Directions:
Only an exact, complete copy of the listing will serve as the answer.
>>>>
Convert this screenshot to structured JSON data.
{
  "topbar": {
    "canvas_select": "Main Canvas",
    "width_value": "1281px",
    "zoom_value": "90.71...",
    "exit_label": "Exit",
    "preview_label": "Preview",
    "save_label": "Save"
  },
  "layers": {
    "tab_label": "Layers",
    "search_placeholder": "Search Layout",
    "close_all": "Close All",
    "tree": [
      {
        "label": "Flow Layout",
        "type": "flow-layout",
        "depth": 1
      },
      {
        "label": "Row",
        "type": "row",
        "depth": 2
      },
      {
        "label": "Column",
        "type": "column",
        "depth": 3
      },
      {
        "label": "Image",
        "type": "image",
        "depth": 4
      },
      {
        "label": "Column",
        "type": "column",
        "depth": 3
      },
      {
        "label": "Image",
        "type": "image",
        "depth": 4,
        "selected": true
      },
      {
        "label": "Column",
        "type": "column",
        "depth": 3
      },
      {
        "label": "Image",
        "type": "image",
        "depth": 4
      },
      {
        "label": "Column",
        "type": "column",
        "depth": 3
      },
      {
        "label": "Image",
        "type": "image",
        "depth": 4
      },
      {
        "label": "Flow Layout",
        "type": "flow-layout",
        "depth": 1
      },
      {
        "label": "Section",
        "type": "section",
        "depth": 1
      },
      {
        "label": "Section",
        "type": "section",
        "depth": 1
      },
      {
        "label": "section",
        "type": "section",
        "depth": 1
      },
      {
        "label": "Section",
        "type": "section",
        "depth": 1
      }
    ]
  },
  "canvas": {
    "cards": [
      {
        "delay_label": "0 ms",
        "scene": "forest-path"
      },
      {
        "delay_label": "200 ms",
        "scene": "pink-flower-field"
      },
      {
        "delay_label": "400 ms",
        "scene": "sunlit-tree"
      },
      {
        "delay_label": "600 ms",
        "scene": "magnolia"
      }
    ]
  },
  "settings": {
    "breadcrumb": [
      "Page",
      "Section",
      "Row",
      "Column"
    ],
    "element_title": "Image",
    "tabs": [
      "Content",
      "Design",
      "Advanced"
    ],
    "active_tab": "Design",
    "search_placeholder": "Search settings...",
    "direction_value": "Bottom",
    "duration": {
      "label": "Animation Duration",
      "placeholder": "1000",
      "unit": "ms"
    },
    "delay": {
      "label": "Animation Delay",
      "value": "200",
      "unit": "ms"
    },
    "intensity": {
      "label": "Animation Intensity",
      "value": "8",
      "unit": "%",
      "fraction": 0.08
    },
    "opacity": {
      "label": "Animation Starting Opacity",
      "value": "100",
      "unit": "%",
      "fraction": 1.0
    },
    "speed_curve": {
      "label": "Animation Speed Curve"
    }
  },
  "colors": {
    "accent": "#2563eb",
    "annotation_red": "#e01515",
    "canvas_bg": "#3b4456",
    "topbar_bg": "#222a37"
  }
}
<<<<
Written response:
Convert this screenshot to structured JSON data.
{
  "topbar": {
    "canvas_select": "Main Canvas",
    "width_value": "1281px",
    "zoom_value": "90.71...",
    "exit_label": "Exit",
    "preview_label": "Preview",
    "save_label": "Save"
  },
  "layers": {
    "tab_label": "Layers",
    "search_placeholder": "Search Layout",
    "close_all": "Close All",
    "tree": [
      {
        "label": "Flow Layout",
        "type": "flow-layout",
        "depth": 1
      },
      {
        "label": "Row",
        "type": "row",
        "depth": 2
      },
      {
        "label": "Column",
        "type": "column",
        "depth": 3
      },
      {
        "label": "Image",
        "type": "image",
        "depth": 4
      },
      {
        "label": "Column",
        "type": "column",
        "depth": 3
      },
      {
        "label": "Image",
        "type": "image",
        "depth": 4,
        "selected": true
      },
      {
        "label": "Column",
        "type": "column",
        "depth": 3
      },
      {
        "label": "Image",
        "type": "image",
        "depth": 4
      },
      {
        "label": "Column",
        "type": "column",
        "depth": 3
      },
      {
        "label": "Image",
        "type": "image",
        "depth": 4
      },
      {
        "label": "Flow Layout",
        "type": "flow-layout",
        "depth": 1
      },
      {
        "label": "Section",
        "type": "section",
        "depth": 1
      },
      {
        "label": "Section",
        "type": "section",
        "depth": 1
      },
      {
        "label": "section",
        "type": "section",
        "depth": 1
      },
      {
        "label": "Section",
        "type": "section",
        "depth": 1
      }
    ]
  },
  "canvas": {
    "cards": [
      {
        "delay_label": "0 ms",
        "scene": "forest-path"
      },
      {
        "delay_label": "200 ms",
        "scene": "pink-flower-field"
      },
      {
        "delay_label": "400 ms",
        "scene": "sunlit-tree"
      },
      {
        "delay_label": "600 ms",
        "scene": "magnolia"
      }
    ]
  },
  "settings": {
    "breadcrumb": [
      "Page",
      "Section",
      "Row",
      "Column"
    ],
    "element_title": "Image",
    "tabs": [
      "Content",
      "Design",
      "Advanced"
    ],
    "active_tab": "Design",
    "search_placeholder": "Search settings...",
    "direction_value": "Bottom",
    "duration": {
      "label": "Animation Duration",
      "placeholder": "1000",
      "unit": "ms"
    },
    "delay": {
      "label": "Animation Delay",
      "value": "200",
      "unit": "ms"
    },
    "intensity": {
      "label": "Animation Intensity",
      "value": "8",
      "unit": "%",
      "fraction": 0.08
    },
    "opacity": {
      "label": "Animation Starting Opacity",
      "value": "100",
      "unit": "%",
      "fraction": 1.0
    },
    "speed_curve": {
      "label": "Animation Speed Curve"
    }
  },
  "colors": {
    "accent": "#2563eb",
    "annotation_red": "#e01515",
    "canvas_bg": "#3b4456",
    "topbar_bg": "#222a37"
  }
}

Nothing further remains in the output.